▶ [Your objective]:
Report how many lines in the records hold the string "this"; give the number and nothing else.

[Element data from apps and pages]
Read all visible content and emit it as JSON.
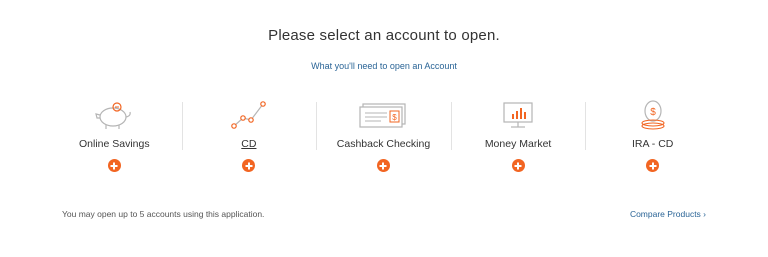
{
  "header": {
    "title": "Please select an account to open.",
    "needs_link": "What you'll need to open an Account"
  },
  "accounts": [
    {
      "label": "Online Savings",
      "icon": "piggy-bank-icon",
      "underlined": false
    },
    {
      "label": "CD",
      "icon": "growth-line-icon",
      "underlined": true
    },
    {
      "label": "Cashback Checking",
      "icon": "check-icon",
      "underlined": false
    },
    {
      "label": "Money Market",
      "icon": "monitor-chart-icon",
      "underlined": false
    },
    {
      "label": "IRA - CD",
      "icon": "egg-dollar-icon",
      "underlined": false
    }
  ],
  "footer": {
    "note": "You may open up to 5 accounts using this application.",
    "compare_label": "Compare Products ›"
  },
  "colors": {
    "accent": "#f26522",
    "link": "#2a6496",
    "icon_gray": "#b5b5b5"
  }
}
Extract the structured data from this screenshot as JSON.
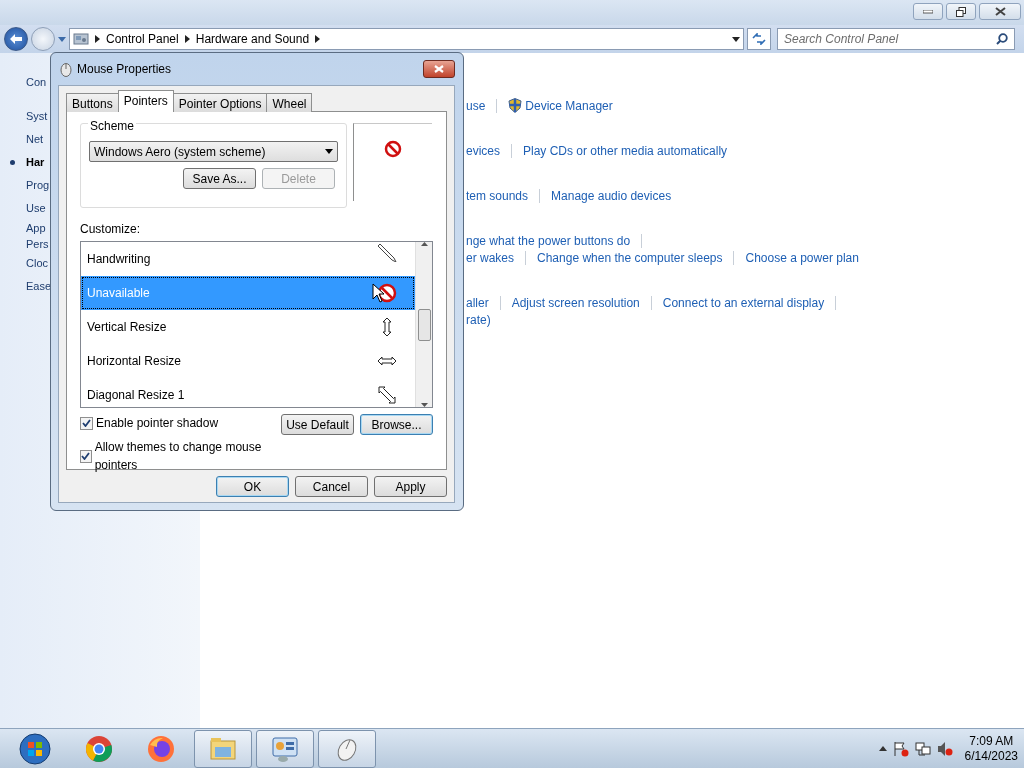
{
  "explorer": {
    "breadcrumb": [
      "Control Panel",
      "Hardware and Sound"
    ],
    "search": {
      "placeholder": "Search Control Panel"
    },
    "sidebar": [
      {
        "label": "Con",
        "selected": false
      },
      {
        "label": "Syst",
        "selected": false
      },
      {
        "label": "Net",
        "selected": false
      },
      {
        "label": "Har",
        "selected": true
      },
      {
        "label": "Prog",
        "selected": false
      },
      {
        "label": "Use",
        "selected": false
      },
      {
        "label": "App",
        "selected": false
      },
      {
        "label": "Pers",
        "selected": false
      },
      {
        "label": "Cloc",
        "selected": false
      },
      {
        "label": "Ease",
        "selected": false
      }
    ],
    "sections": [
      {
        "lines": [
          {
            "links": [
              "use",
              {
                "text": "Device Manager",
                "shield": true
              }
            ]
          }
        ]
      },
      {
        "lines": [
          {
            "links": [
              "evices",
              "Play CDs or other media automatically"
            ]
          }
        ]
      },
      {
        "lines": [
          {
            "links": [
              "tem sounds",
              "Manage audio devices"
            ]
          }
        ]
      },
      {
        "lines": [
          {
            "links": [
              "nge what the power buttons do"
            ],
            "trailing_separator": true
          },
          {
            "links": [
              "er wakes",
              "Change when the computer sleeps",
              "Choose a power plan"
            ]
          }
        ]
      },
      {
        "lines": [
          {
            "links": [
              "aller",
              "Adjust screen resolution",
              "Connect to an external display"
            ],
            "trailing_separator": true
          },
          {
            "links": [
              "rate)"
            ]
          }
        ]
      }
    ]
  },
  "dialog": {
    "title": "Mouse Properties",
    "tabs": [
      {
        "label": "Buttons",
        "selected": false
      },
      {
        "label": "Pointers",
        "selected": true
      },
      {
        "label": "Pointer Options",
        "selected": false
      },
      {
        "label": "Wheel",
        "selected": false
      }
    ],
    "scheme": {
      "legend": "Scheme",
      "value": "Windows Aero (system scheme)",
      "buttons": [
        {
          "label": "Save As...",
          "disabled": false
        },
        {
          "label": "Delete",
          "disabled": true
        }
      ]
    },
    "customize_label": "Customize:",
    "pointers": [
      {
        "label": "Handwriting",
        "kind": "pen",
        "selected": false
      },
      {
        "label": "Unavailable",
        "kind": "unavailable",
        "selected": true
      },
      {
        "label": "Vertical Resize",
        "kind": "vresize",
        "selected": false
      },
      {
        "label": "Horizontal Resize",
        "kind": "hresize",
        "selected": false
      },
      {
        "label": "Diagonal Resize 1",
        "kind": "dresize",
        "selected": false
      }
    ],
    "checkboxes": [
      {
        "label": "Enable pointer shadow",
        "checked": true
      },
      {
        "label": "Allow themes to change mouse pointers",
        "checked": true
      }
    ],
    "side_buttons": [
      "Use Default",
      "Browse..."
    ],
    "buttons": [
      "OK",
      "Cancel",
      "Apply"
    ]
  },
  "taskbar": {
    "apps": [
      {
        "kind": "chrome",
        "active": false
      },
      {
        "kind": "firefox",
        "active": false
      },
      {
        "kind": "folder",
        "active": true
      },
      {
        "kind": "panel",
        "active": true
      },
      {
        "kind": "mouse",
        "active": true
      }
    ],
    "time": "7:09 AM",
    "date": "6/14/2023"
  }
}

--

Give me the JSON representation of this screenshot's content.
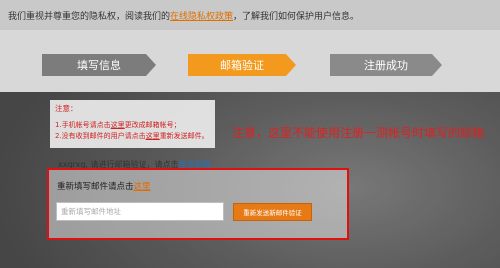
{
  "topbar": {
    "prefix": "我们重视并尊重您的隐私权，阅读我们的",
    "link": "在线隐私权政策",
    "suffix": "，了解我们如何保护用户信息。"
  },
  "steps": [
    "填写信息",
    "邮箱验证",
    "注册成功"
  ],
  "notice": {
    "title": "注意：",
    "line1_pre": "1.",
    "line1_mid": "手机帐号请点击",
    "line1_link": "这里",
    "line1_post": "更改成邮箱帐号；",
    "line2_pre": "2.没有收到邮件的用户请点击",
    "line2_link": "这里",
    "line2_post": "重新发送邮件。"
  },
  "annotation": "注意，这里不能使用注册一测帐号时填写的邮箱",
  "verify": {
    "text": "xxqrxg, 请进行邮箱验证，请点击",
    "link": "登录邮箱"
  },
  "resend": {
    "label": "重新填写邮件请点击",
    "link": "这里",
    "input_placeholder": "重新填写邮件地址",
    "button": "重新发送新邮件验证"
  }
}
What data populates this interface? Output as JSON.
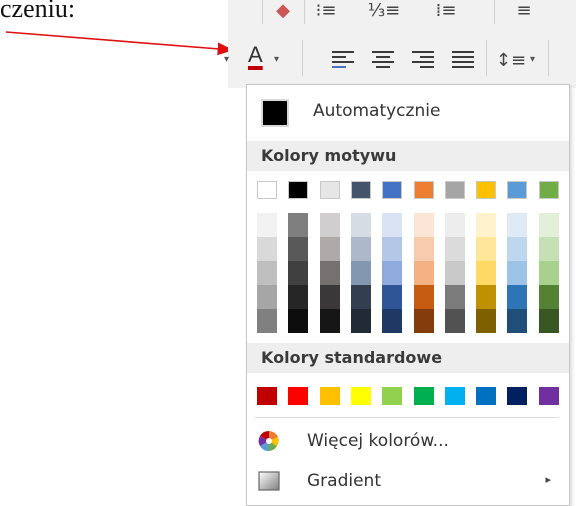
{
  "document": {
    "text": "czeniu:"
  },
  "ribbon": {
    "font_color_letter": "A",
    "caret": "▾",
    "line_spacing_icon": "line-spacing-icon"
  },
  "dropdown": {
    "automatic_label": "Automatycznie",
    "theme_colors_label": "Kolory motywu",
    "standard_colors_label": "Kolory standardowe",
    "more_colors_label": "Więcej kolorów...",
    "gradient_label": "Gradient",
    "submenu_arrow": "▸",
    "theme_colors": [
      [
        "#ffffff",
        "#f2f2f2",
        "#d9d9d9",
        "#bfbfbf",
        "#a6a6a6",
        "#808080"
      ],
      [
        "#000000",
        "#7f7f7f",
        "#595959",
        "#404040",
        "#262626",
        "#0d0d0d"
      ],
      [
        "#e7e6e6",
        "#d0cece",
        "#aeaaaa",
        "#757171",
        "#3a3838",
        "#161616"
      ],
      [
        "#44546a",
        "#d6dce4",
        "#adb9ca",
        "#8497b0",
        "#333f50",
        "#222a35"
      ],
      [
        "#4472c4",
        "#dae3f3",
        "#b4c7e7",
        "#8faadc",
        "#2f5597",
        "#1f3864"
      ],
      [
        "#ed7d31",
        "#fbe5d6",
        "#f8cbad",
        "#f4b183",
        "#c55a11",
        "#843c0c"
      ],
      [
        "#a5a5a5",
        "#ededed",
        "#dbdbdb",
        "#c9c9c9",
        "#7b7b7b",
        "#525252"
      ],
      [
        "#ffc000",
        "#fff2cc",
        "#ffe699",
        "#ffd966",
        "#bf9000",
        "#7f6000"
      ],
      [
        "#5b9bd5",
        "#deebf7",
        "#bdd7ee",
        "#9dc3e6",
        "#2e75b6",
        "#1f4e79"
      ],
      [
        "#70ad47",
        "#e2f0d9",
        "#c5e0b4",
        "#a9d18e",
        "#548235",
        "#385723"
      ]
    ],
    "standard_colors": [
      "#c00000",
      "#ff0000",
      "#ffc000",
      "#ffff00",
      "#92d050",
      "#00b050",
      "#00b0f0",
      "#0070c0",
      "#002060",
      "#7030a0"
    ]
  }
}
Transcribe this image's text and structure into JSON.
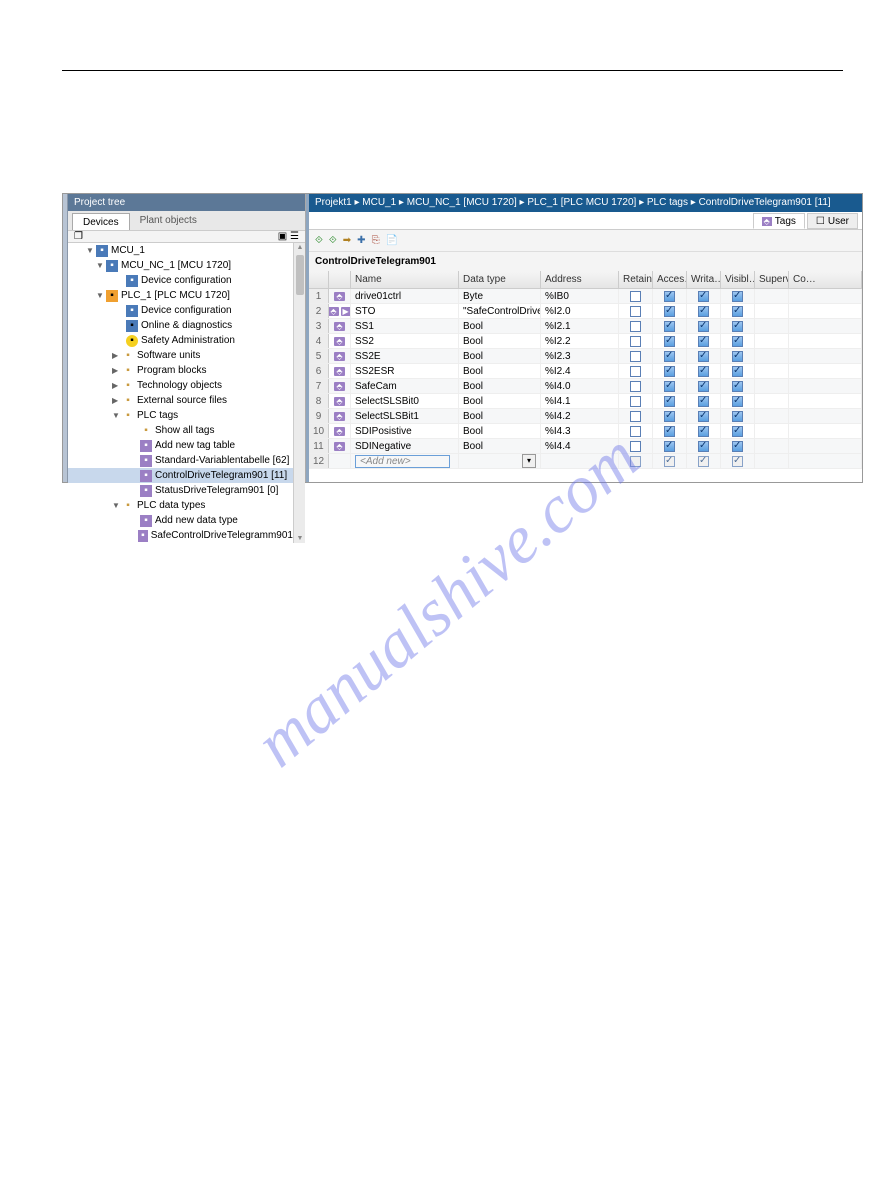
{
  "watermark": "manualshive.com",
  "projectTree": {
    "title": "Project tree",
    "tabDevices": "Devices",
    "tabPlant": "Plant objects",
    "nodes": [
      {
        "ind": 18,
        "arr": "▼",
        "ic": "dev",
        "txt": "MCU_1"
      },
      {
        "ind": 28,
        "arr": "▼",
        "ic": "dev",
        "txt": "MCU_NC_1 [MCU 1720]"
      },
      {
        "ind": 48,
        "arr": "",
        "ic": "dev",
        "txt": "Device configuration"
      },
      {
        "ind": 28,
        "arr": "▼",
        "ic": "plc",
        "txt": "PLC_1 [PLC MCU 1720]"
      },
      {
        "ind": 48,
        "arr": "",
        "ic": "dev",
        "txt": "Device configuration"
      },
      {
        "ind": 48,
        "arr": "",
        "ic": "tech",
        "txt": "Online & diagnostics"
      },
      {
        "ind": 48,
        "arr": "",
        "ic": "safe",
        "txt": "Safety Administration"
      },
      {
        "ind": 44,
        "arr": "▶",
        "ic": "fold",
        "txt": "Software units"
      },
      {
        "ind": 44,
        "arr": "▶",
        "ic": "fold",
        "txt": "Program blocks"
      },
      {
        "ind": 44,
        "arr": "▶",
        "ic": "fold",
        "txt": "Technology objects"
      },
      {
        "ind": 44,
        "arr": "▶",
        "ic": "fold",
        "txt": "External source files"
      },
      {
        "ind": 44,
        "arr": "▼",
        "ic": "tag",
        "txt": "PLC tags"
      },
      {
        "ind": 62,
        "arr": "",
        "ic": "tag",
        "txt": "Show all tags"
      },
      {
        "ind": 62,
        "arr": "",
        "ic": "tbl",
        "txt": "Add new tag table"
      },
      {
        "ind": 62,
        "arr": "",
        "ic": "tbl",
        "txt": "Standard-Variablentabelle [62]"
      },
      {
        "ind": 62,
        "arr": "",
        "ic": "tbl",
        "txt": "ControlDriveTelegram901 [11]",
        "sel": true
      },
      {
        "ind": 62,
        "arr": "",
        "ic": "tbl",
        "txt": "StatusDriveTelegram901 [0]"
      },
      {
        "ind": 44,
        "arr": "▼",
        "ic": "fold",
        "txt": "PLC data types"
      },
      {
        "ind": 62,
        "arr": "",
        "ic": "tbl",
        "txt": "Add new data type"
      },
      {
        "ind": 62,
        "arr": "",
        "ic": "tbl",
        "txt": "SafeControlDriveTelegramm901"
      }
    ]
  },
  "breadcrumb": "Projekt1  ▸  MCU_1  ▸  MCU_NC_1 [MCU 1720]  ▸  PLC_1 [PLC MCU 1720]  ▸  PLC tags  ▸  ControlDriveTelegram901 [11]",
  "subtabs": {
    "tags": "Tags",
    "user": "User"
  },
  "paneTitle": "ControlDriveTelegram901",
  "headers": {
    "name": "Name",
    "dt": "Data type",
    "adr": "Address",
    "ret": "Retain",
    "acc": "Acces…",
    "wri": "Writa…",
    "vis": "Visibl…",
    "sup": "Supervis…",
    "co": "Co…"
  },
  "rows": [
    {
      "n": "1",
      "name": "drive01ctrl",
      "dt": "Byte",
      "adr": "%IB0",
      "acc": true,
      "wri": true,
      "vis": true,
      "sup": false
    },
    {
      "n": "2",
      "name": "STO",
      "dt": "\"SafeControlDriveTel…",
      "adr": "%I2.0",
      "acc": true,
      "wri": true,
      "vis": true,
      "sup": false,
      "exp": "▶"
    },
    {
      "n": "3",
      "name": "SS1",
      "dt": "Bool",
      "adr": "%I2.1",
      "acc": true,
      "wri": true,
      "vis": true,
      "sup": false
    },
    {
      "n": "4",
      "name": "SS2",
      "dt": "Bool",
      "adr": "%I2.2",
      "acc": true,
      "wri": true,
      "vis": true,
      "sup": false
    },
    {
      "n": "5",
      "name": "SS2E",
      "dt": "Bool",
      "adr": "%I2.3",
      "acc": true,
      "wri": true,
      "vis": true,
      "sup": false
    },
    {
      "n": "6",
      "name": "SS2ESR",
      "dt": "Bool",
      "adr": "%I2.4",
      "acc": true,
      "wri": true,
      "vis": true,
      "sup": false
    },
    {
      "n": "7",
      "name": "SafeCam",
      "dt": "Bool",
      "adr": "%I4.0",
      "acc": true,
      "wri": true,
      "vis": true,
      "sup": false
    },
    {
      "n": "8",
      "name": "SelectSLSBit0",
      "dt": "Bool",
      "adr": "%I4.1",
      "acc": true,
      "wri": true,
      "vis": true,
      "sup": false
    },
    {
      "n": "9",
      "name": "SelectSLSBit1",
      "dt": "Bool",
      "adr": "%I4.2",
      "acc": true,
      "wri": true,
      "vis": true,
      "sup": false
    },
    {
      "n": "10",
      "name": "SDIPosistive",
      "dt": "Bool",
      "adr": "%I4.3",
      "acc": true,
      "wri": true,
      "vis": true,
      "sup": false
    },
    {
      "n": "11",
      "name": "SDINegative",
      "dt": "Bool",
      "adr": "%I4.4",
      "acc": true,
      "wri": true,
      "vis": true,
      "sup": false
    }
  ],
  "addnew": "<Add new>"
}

▶ [Task response]:
5